Montreal students protest for the environment for 14th straight week

Friday's protest started with a few dozen people staging a die-in in front of Quebec Premier François Legault's office on McGill College Avenue, but by mid-afternoon the streets were full of demonstrators.

Friday's demonstrators call on all levels of government to address climate crisis now

The student protesters want the government to take action on climate change and say they hope through these demonstrations that the general population becomes more aware of what's at stake. (Ivanoh Demers/Radio-Canada)

Thousands of students marched through Montreal's streets for the 14th Friday in a row to demand all levels of government take action on environmental issues.

Maia Spiek, a member of the collective Pour le Futur Montréal, says rain or shine, people are happy to attend.

Thousands of students marched for the 14th consecutive Friday on May 17. (Ivanoh Demers/Radio-Canada)

"They sing. They cry. They are full of energy, and it's really a gratifying moment," Spiek said.

Protesters want fossil fuels to be abandoned and want the government to invest in more renewable forms of energy.

Protesters started the day with a die-in protest in front of Quebec Premier François Legault’s office in Montreal. (Ivanoh Demers/Radio-Canada)

Citizens have to grasp that the situation is critical, Spiek said.

Friday's protest started with about 50 people blocking Quebec Premier François Legault's office on McGill College Avenue.

The crowds say they're trying to pressure policymakers to ensure the planet doesn't heat up by more than 1.5 degrees Celsius by the end of the century. (Ivanoh Demers/Radio-Canada)

In Paris in 2015, world leaders agreed to a goal of keeping the Earth's global temperature increase by the end of the century to less than 2 degrees Celsius.

Former Plateau-Mont-Royal borough mayor Luc Ferrandez attended the march.
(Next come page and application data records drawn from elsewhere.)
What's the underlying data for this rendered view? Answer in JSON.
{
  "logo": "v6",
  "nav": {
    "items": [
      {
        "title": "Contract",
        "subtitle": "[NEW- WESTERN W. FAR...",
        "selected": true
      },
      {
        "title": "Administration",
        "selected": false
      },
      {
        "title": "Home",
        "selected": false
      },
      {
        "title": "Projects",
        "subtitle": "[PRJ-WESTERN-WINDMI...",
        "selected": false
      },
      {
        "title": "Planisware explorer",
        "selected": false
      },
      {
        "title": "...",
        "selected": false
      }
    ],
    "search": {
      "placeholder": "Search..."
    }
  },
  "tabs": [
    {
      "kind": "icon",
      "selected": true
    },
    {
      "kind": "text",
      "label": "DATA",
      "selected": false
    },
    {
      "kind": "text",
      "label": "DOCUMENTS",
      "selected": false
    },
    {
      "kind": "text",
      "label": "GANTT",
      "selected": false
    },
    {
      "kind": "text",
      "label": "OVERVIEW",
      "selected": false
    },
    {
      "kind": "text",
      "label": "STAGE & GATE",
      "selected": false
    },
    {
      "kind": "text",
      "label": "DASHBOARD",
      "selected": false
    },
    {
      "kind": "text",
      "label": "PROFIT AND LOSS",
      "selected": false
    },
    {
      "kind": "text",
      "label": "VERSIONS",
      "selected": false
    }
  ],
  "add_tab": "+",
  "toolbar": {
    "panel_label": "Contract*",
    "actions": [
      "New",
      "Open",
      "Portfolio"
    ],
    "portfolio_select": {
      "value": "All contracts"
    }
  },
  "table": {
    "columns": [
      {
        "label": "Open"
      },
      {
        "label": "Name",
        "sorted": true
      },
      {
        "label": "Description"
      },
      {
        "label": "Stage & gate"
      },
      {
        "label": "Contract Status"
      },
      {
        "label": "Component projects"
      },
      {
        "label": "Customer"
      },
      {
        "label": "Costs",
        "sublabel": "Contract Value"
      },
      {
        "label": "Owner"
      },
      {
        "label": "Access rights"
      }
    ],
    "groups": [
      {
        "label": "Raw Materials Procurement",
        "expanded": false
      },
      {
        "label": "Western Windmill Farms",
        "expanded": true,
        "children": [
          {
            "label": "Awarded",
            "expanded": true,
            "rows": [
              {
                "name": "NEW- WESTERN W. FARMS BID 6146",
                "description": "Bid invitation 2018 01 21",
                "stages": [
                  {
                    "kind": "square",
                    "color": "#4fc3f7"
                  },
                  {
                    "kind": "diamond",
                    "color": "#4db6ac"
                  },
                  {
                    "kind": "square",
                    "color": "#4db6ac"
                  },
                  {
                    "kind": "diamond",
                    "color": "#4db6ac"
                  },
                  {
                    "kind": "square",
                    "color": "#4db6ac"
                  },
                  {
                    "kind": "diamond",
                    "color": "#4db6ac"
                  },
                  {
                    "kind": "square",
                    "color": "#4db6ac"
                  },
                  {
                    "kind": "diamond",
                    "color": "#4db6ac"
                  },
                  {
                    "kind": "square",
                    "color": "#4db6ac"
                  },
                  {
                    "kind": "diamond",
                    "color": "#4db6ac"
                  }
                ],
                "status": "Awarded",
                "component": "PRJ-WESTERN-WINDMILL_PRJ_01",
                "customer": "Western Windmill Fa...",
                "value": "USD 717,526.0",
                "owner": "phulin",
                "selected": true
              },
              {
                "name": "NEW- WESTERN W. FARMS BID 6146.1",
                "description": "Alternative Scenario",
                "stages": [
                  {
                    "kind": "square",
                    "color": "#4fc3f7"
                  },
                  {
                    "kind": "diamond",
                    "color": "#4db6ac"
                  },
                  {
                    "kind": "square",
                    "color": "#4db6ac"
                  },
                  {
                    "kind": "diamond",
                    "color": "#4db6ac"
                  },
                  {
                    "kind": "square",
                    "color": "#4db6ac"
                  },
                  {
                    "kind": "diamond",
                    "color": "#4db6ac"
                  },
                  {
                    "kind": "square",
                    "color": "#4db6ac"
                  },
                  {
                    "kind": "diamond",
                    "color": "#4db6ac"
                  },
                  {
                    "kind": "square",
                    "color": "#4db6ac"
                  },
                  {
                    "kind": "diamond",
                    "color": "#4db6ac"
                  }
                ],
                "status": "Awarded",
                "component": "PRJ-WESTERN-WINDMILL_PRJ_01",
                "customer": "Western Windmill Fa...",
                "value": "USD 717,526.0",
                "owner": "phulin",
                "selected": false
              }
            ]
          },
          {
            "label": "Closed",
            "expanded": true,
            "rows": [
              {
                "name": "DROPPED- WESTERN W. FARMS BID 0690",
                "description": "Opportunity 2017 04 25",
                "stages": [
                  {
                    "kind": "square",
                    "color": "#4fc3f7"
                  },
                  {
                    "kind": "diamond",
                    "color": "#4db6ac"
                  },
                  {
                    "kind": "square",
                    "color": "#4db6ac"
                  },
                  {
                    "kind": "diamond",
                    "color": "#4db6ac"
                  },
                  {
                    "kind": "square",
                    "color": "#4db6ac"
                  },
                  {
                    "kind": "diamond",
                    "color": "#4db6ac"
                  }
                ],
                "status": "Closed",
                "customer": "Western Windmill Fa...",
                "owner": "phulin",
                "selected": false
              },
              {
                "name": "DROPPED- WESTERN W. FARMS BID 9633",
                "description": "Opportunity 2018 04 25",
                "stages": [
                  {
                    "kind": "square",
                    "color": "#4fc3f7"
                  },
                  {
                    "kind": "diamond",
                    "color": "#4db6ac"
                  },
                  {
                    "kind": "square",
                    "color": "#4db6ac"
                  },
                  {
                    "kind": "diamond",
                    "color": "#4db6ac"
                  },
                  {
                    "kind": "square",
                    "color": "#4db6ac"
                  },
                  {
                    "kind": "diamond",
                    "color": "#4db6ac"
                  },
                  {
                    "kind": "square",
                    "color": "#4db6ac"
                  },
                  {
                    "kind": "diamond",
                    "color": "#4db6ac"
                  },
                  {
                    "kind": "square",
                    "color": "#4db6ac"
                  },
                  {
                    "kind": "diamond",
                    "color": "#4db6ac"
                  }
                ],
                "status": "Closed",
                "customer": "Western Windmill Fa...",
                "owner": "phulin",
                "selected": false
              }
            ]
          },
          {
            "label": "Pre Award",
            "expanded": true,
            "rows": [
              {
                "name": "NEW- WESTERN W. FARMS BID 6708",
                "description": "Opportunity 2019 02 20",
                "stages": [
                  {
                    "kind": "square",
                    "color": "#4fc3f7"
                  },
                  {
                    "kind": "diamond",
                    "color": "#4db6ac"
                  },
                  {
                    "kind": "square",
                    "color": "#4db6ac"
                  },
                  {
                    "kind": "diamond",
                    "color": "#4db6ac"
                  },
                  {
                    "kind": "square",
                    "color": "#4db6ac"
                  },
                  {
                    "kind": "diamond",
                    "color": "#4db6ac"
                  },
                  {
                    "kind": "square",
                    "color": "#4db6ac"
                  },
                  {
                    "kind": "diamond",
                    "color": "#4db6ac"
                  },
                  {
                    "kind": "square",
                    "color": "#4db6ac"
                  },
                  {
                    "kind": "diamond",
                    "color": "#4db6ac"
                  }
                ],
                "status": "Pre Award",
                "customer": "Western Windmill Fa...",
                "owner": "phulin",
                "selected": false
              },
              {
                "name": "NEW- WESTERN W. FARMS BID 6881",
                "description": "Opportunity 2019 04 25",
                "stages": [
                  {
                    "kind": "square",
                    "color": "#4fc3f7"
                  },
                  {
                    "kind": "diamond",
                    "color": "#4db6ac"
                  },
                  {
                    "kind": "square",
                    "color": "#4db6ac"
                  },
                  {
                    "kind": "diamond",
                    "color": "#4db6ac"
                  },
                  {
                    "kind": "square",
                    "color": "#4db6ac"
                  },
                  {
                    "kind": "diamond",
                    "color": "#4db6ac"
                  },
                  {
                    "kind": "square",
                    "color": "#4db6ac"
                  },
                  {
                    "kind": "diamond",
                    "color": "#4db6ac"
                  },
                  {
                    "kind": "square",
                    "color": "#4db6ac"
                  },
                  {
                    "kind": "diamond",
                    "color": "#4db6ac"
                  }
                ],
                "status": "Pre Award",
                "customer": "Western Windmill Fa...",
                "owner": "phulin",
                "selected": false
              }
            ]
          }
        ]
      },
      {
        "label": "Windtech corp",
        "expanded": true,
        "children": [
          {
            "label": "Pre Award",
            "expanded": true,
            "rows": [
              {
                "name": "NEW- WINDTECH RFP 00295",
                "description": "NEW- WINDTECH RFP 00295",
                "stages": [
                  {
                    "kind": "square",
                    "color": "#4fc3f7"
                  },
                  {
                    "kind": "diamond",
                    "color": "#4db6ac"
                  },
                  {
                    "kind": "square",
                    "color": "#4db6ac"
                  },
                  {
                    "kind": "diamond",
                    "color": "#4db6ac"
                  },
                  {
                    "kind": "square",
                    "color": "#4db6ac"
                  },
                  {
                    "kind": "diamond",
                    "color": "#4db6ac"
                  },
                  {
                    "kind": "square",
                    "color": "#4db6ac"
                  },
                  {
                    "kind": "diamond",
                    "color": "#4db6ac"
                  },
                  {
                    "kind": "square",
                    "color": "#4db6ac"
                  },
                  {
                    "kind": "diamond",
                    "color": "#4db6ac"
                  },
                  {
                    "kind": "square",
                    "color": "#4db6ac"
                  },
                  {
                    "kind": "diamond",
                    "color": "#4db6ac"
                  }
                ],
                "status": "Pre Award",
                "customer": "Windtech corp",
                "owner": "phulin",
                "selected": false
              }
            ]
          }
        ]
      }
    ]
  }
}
He quit politics this week, saying the Projet Montréal administration is not taking a tough enough stance to protect the environment. (Ivanoh Demers/Radio-Canada)

Scientists now believe that keeping the increase to less than 1.5 degrees Celsius is a far safer limit for the world.

Right now, the world is on track to see temperatures rise by 4 degrees Celsius by 2100.

With files from Radio-Canada